Frank James, 94, a veteran of the Royal Dragoon Guards, who was due to be awarded a medal on Gold Beach by the mayor of the French town of Creully, spent the morning of the day before the commemorations visiting Commonwealth war graves in Bayeaux, where many of his colleagues were buried.
He said: “It is good to be here and I am feeling good now. It was a different story 70 years ago.”
Normandy was full of visitors paying tribute to the men who helped start the liberation of Europe. The roads were packed with vehicles from the invasion, painstakingly restored by owners keen to celebrate the achievements of the veterans.
Many others wore the uniforms of the men who had fought that day. Houses and buildings flew the Union flag, US Stars and Stripes and Canadian maple leaf to mark the three nations that led the liberation efforts on the five beaches and which lost so many young men.
And wherever they appeared, veterans were applauded and thanked, with Brittany Ferries presenting gifts to those who sailed over from Portsmouth.
The day also saw tributes to paratroopers and glider pilots who landed the day before D-Day to hold Pegasus Bridge.
A display of Second World War aircraft, including a Spitfire, Hurricane and Wellington bomber, brought traffic to a stand still.
Later, modern-day troops from the same allied nations took part in a parachute exercise.
Prince Charles met veterans from the commandos and glider pilots, and presented wings to those who had taken part in the events.
D-Day was due to be seen in by a vigil at Pegasus Bridge at midnight – the hour when paratroopers landed before the assault on the beaches began.
At the war graves themselves, ground staff were working round the clock to get them prepared for a major memorial service today, which will be attended by, among others, Prince Charles, Prime Minister David Cameron and First Minister Alex Salmond.
They fought them on the beaches
THE Allies landed more than 130,000 troops on five beaches on D-Day, the biggest seaborne invasion in history, spread across a 50-mile stretch of coastline in Normandy. The five codenamed beaches were:
SWORD The easternmost of the five beaches, Sword was assaulted by the British who were to advance as far as the strategically important town of Caen and link up with the British airborne forces. The 3rd Division established a solid bridgehead and almost reached Caen, but the town was not to fall to the Allies until mid-July. By the end of the day, some 29,000 men had landed, with about 630 casualties.
GOLD Nearly 25,000 men from the British 50th Division landed here – at the centre of the landing zones. The aim was to capture the inland town of Bayeux and link up with the Americans at Omaha. By the end of the day, 413 men had been killed or wounded on the beach, and 89 landing craft destroyed.
JUNO The assault landings on Juno were made by the Canadians. The aim was to join up with the British forces on Gold to the west and Sword to the east. Choppy seas hampered the landings, but the troops were able to forge a bridgehead.

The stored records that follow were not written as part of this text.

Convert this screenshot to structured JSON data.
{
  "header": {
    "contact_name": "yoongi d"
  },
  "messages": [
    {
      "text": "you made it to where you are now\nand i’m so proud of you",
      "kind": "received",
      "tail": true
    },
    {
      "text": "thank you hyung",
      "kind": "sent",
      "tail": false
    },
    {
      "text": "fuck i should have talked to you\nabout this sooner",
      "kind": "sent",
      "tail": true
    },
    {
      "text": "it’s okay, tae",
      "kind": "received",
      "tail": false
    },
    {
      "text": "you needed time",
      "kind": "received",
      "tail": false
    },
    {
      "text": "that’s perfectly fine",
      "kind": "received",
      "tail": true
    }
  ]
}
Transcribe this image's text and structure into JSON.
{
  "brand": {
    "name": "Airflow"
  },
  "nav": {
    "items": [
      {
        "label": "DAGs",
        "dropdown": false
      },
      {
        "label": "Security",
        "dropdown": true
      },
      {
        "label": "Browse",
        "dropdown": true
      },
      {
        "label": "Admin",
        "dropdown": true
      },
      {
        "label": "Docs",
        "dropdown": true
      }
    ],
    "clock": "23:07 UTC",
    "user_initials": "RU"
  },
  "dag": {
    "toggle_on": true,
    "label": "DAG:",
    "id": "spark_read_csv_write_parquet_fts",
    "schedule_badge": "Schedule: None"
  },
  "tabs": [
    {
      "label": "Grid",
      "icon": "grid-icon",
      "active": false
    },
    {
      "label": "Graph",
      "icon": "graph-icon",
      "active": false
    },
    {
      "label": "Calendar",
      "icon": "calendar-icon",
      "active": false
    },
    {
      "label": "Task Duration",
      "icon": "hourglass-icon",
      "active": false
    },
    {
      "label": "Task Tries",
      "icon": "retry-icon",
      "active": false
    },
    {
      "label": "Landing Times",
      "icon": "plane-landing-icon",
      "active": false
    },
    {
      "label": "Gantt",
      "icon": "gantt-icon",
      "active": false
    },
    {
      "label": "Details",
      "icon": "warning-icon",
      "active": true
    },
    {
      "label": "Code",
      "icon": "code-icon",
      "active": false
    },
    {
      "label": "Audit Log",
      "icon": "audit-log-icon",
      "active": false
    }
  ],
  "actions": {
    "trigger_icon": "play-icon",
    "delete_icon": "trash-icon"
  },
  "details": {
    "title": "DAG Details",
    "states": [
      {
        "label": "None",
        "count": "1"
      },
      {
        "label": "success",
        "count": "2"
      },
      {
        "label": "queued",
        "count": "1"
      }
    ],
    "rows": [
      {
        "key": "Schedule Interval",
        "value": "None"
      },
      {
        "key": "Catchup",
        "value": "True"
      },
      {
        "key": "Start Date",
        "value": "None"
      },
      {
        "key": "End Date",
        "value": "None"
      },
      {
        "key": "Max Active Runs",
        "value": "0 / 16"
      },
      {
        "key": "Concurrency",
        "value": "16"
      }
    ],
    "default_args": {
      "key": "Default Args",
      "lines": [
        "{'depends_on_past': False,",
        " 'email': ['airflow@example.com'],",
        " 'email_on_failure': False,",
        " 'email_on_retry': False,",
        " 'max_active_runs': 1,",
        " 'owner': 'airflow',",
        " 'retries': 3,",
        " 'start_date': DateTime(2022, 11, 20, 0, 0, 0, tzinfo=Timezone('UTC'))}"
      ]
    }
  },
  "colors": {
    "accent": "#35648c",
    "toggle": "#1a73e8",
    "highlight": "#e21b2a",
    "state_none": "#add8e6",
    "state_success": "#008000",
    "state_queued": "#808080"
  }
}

Despite making the deepest penetration of any land forces on 6 June, the Canadians eventually had to withdraw from their position 5km from Caen. Casualty figures were high among the total of 21,400 men who landed there on D-Day.
OMAHA Casualty figures here were higher than on any of the other beaches, with more than 2,000 Americans killed or wounded. Amid difficult terrain and with the whole beach overlooked by cliffs, some doubted whether Omaha should have been chosen.
The Allies also did not know that the experienced German 352nd Infantry Division was taking part in anti-invasion training in the area.
At one point, US colonel George A Taylor reportedly said there were two kinds of people staying on the beach, “the dead and those who are about to die”.
The Americans showed incredible bravery to gain a small foothold. The film Saving Private Ryan portrayed the horrors of Omaha beach.
UTAH Luck played some part in that strong currents swept the first wave of American troops into a more lightly resisted area. Of more than 23,000 men who landed at Utah, some 200 were killed, wounded or missing as they advanced about four miles.